Joan Bakewell, broadcaster and writer, presents the BBC1 Sunday evening programme Heart of the Matter.

Shooting stars: I went to St Thomas's, a small church primary school near Stockport, and Miss Thomas was my teacher. You were awarded yellow stars for doing quite well and gold stars for doing very well. When I got a page of gold stars for sums and letters, I knew I was on my way. We sang our tables; I still do it when I want to know five sevens.

First 11-plus: I went to Stockport High School for Girls, first into its juniors, and then took the 11-plus to the main school. In 1945 we were the first to take it, after the 1944 Education Act. I was a swot, but quite naughty as well. It was a cracking education.

Booby prize? At 12 I came third in the short story competition on the children's page of the Stockport Advertiser. Imagine my disgust when the prize came: it was an old-fashioned card with lots of dots for knitting patterns. It was suitable for an eight-year-old, and I threw it away.

Creditable exam results? In my School Certificate I got six distinctions and three credits. Kemsley Press offered to each of the 10 schools in Stockport two travelling scholarships for the best results. I won one, and we all went to Holland and Belgium; it was the first time I'd been abroad - and in the company of boys. I went out with one of the boys for two years afterwards.
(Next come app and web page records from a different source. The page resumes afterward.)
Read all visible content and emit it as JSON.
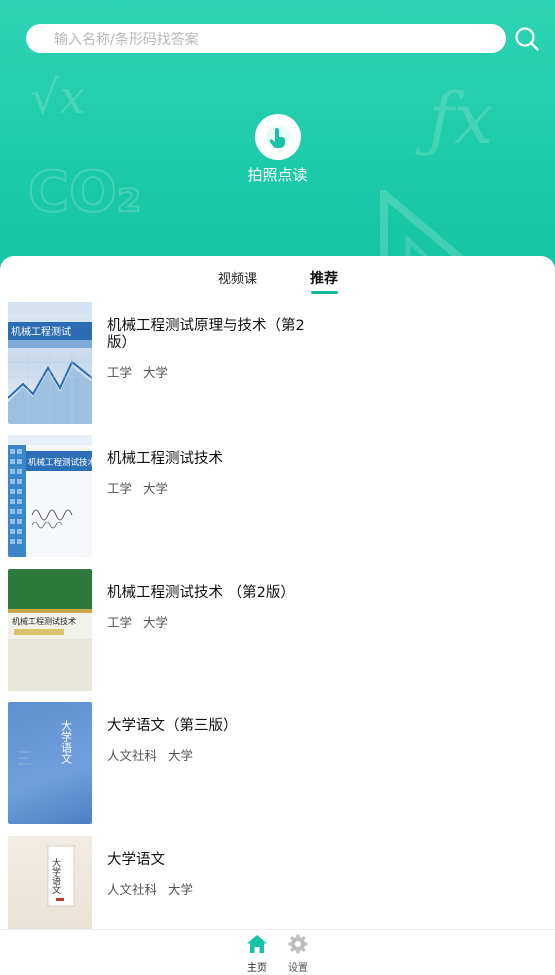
{
  "search": {
    "placeholder": "输入名称/条形码找答案"
  },
  "scan": {
    "label": "拍照点读"
  },
  "tabs": [
    {
      "label": "视频课",
      "active": false
    },
    {
      "label": "推荐",
      "active": true
    }
  ],
  "books": [
    {
      "title": "机械工程测试原理与技术（第2版）",
      "tags": [
        "工学",
        "大学"
      ],
      "cover_title": "机械工程测试原理与技术"
    },
    {
      "title": "机械工程测试技术",
      "tags": [
        "工学",
        "大学"
      ],
      "cover_title": "机械工程测试技术"
    },
    {
      "title": "机械工程测试技术 （第2版）",
      "tags": [
        "工学",
        "大学"
      ],
      "cover_title": "机械工程测试技术"
    },
    {
      "title": "大学语文（第三版）",
      "tags": [
        "人文社科",
        "大学"
      ],
      "cover_title": "大学语文"
    },
    {
      "title": "大学语文",
      "tags": [
        "人文社科",
        "大学"
      ],
      "cover_title": "大学语文"
    }
  ],
  "tabbar": {
    "home": "主页",
    "settings": "设置"
  },
  "colors": {
    "accent": "#16c3a4",
    "tab_active_underline": "#16b89a"
  }
}
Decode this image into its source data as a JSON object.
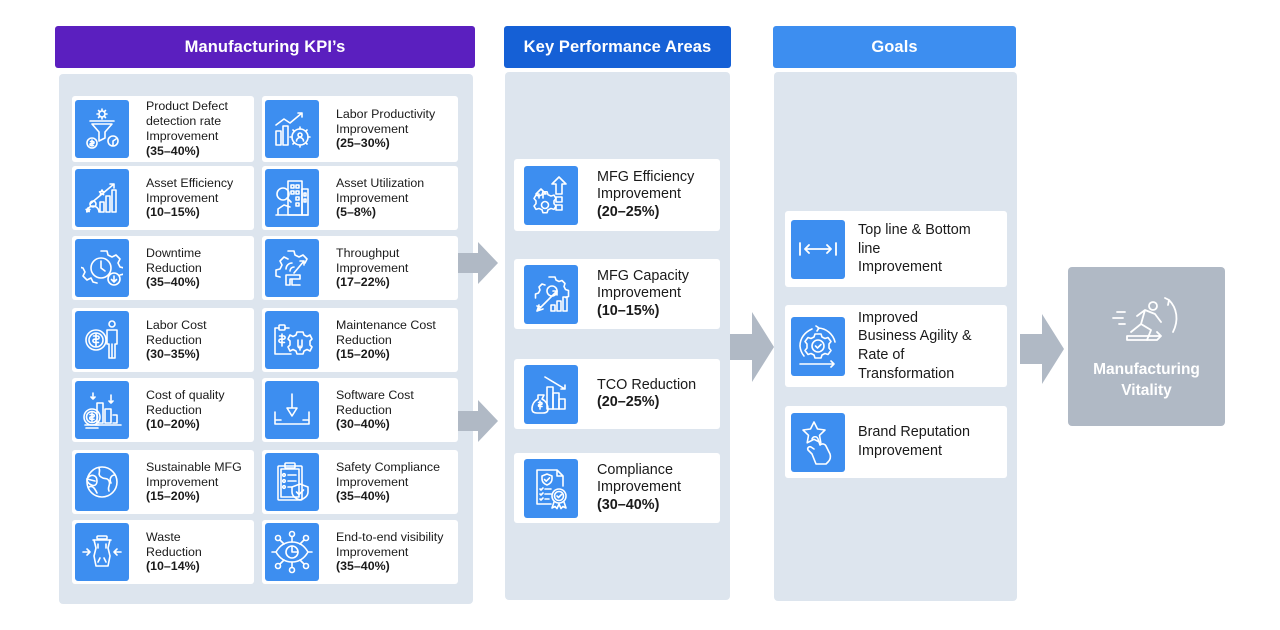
{
  "colors": {
    "kpi_header": "#5b1fbf",
    "kpa_header": "#1560d6",
    "goals_header": "#3d8ef0",
    "icon_bg": "#3d8ef0",
    "panel_bg": "#dde5ee",
    "arrow": "#b0b9c5",
    "vitality_bg": "#b0b9c5"
  },
  "kpis": {
    "title": "Manufacturing KPI’s",
    "items": [
      {
        "label": "Product Defect\ndetection rate\nImprovement",
        "value": "(35–40%)",
        "icon": "defect-funnel-icon"
      },
      {
        "label": "Labor Productivity\nImprovement",
        "value": "(25–30%)",
        "icon": "labor-productivity-icon"
      },
      {
        "label": "Asset Efficiency\nImprovement",
        "value": "(10–15%)",
        "icon": "growth-chart-icon"
      },
      {
        "label": "Asset Utilization\nImprovement",
        "value": "(5–8%)",
        "icon": "building-search-icon"
      },
      {
        "label": "Downtime\nReduction",
        "value": "(35–40%)",
        "icon": "gear-clock-icon"
      },
      {
        "label": "Throughput\nImprovement",
        "value": "(17–22%)",
        "icon": "gear-throughput-icon"
      },
      {
        "label": "Labor Cost\nReduction",
        "value": "(30–35%)",
        "icon": "coin-person-icon"
      },
      {
        "label": "Maintenance Cost\nReduction",
        "value": "(15–20%)",
        "icon": "clipboard-wrench-icon"
      },
      {
        "label": "Cost of quality\nReduction",
        "value": "(10–20%)",
        "icon": "coins-chart-icon"
      },
      {
        "label": "Software Cost\nReduction",
        "value": "(30–40%)",
        "icon": "download-tray-icon"
      },
      {
        "label": "Sustainable MFG\nImprovement",
        "value": "(15–20%)",
        "icon": "globe-leaf-icon"
      },
      {
        "label": "Safety Compliance\nImprovement",
        "value": "(35–40%)",
        "icon": "clipboard-shield-icon"
      },
      {
        "label": "Waste\nReduction",
        "value": "(10–14%)",
        "icon": "bin-compress-icon"
      },
      {
        "label": "End-to-end visibility\nImprovement",
        "value": "(35–40%)",
        "icon": "eye-network-icon"
      }
    ]
  },
  "kpas": {
    "title": "Key Performance Areas",
    "items": [
      {
        "label": "MFG Efficiency\nImprovement",
        "value": "(20–25%)",
        "icon": "gear-arrows-up-icon"
      },
      {
        "label": "MFG Capacity\nImprovement",
        "value": "(10–15%)",
        "icon": "gear-rocket-chart-icon"
      },
      {
        "label": "TCO Reduction",
        "value": "(20–25%)",
        "icon": "money-bag-decline-icon"
      },
      {
        "label": "Compliance\nImprovement",
        "value": "(30–40%)",
        "icon": "document-certificate-icon"
      }
    ]
  },
  "goals": {
    "title": "Goals",
    "items": [
      {
        "label": "Top line & Bottom\nline\nImprovement",
        "icon": "horizontal-range-icon"
      },
      {
        "label": "Improved\nBusiness Agility &\nRate of\nTransformation",
        "icon": "gear-check-cycle-icon"
      },
      {
        "label": "Brand Reputation\nImprovement",
        "icon": "hand-star-icon"
      }
    ]
  },
  "outcome": {
    "title": "Manufacturing\nVitality",
    "icon": "running-person-icon"
  }
}
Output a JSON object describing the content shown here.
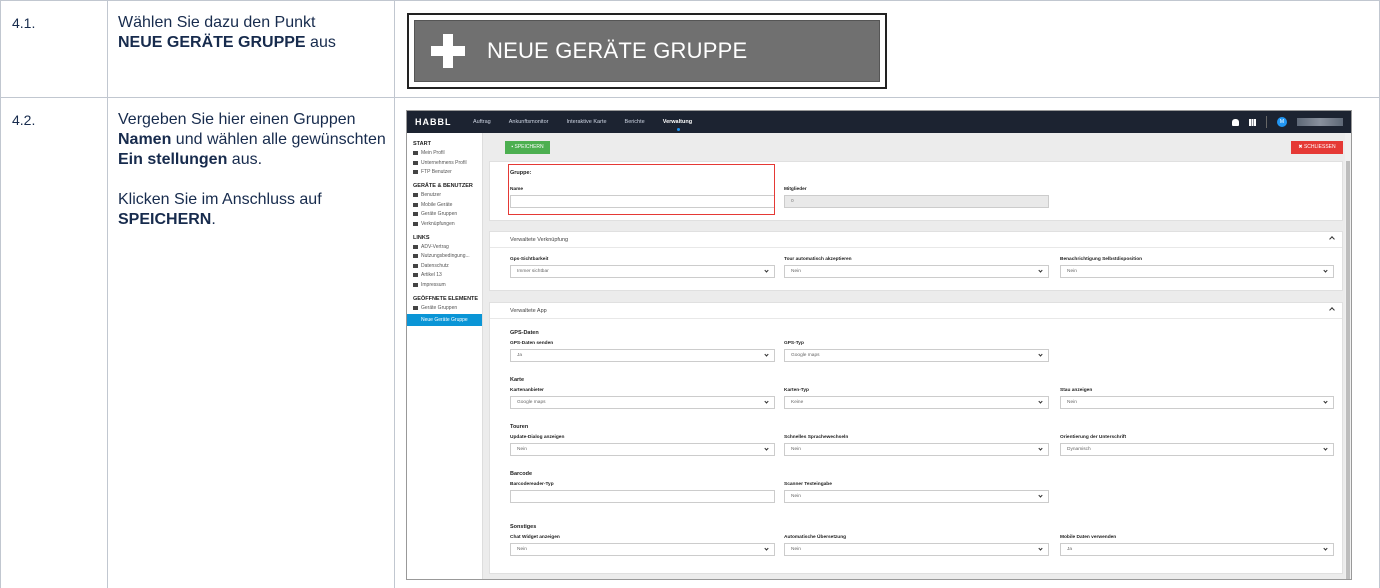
{
  "rows": [
    {
      "number": "4.1.",
      "desc": {
        "line1": "Wählen Sie dazu den Punkt",
        "bold1": "NEUE GERÄTE GRUPPE",
        "rest1": " aus"
      },
      "button_label": "NEUE GERÄTE GRUPPE"
    },
    {
      "number": "4.2.",
      "desc": {
        "p1_a": "Vergeben Sie hier einen Gruppen ",
        "p1_b": "Namen",
        "p1_c": " und wählen alle gewünschten ",
        "p1_d": "Ein stellungen",
        "p1_e": " aus.",
        "p2_a": "Klicken Sie im Anschluss auf ",
        "p2_b": "SPEICHERN",
        "p2_c": "."
      }
    }
  ],
  "app": {
    "logo": "HABBL",
    "nav": [
      "Auftrag",
      "Ankunftsmonitor",
      "Interaktive Karte",
      "Berichte",
      "Verwaltung"
    ],
    "user_initial": "M",
    "sidebar": {
      "start_head": "START",
      "start_items": [
        "Mein Profil",
        "Unternehmens Profil",
        "FTP Benutzer"
      ],
      "devices_head": "GERÄTE & BENUTZER",
      "devices_items": [
        "Benutzer",
        "Mobile Geräte",
        "Geräte Gruppen",
        "Verknüpfungen"
      ],
      "links_head": "LINKS",
      "links_items": [
        "ADV-Vertrag",
        "Nutzungsbedingung...",
        "Datenschutz",
        "Artikel 13",
        "Impressum"
      ],
      "open_head": "GEÖFFNETE ELEMENTE",
      "open_items": [
        "Geräte Gruppen"
      ],
      "active_item": "Neue Geräte Gruppe"
    },
    "save_label": "SPEICHERN",
    "close_label": "SCHLIESSEN",
    "group": {
      "title": "Gruppe:",
      "name_label": "Name",
      "name_value": "",
      "members_label": "Mitglieder",
      "members_value": "0"
    },
    "links_panel": {
      "title": "Verwaltete Verknüpfung",
      "f1_label": "Gps-Sichtbarkeit",
      "f1_value": "Immer sichtbar",
      "f2_label": "Tour automatisch akzeptieren",
      "f2_value": "Nein",
      "f3_label": "Benachrichtigung Selbstdisposition",
      "f3_value": "Nein"
    },
    "app_panel": {
      "title": "Verwaltete App",
      "gps_head": "GPS-Daten",
      "gps_send_label": "GPS-Daten senden",
      "gps_send_value": "Ja",
      "gps_type_label": "GPS-Typ",
      "gps_type_value": "Google maps",
      "map_head": "Karte",
      "map_provider_label": "Kartenanbieter",
      "map_provider_value": "Google maps",
      "map_type_label": "Karten-Typ",
      "map_type_value": "Keine",
      "traffic_label": "Stau anzeigen",
      "traffic_value": "Nein",
      "tours_head": "Touren",
      "update_label": "Update-Dialog anzeigen",
      "update_value": "Nein",
      "lang_label": "Schnelles Sprachewechseln",
      "lang_value": "Nein",
      "sign_label": "Orientierung der Unterschrift",
      "sign_value": "Dynamisch",
      "barcode_head": "Barcode",
      "reader_label": "Barcodereader-Typ",
      "reader_value": "",
      "scanner_label": "Scanner Texteingabe",
      "scanner_value": "Nein",
      "misc_head": "Sonstiges",
      "chat_label": "Chat Widget anzeigen",
      "chat_value": "Nein",
      "translate_label": "Automatische Übersetzung",
      "translate_value": "Nein",
      "mobile_label": "Mobile Daten verwenden",
      "mobile_value": "Ja"
    }
  }
}
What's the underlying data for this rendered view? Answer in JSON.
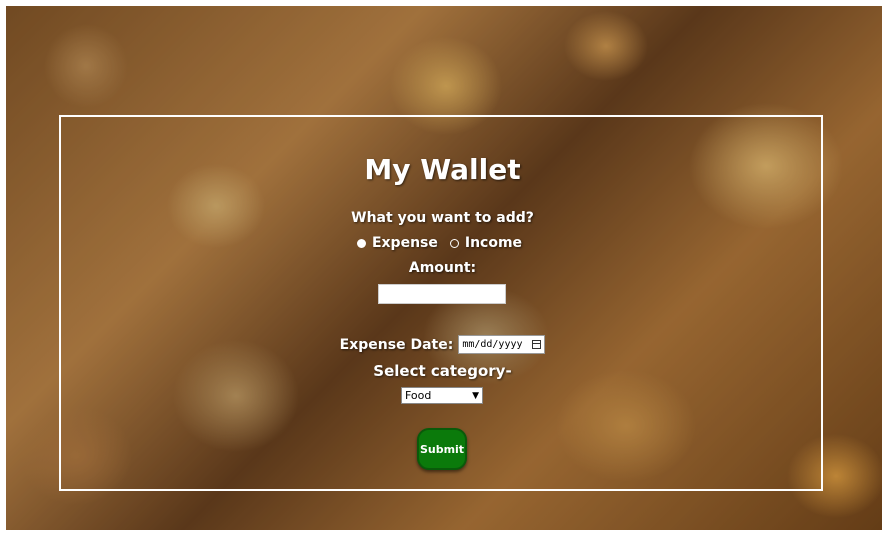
{
  "wallet": {
    "title": "My Wallet",
    "prompt": "What you want to add?",
    "type_options": [
      {
        "label": "Expense",
        "selected": true
      },
      {
        "label": "Income",
        "selected": false
      }
    ],
    "amount_label": "Amount:",
    "amount_value": "",
    "date_label": "Expense Date:",
    "date_placeholder": "mm/dd/yyyy",
    "category_label": "Select category-",
    "category_selected": "Food",
    "submit_label": "Submit"
  },
  "colors": {
    "submit_bg": "#0b7a0b",
    "text": "#ffffff"
  }
}
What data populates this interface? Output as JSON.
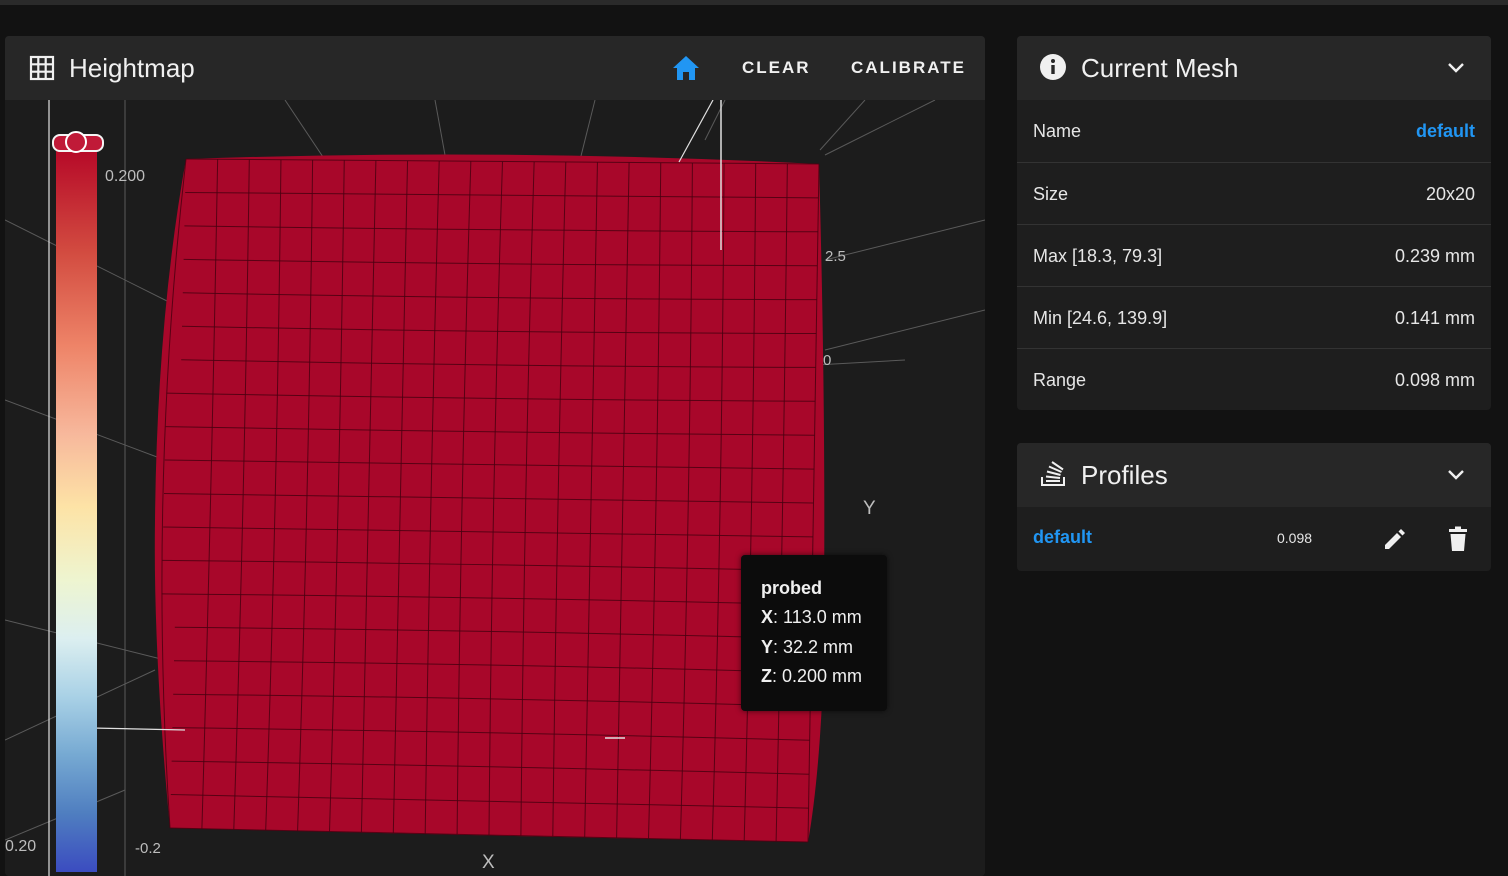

A-levels? Then came a major disappointment. I wanted to do a "Higher" in English but I wasn't allowed to because I had only got a credit instead of a distinction. (I think the teacher didn't like me.) Because of that, I couldn't do English in the sixth form, so I couldn't do English at University, so I couldn't become a writer. Instead, I took four subjects: history, geography, French and Latin. I did well.

Cambridge accent: Access to university was now free, and I was the first of my family to go. I took the entrance to Newnham and they said, "Come back in a year." I got in to read economics.

Economical with the economics: After a year, I didn't do too well in Part I. I then changed to history. I remember getting back an essay on which was written, "I cannot mark such rubbish." That pulled me up sharp and did me a power of good.

Hall of fame? I had a tartish part in Point of Departure by Jean Anouilh, Peter Hall's first Cambridge production. Karl [now Professor] Miller wrote in his review, "She plays a tart like the Virgin Mary." I kept on acting, but wasn't very good.

Finals result? I left with a 2.2 in History and joined the BBC as a radio technician. I had to do the studio management training course twice; these days they'd chuck you out.

Glittering prizes? I got the Dimbleby Award from Bafta and the BMA Award for presenting programmes on medical ethics. For five years I was an associate fellow of Newnham College. I didn't teach, but was on the governing boardn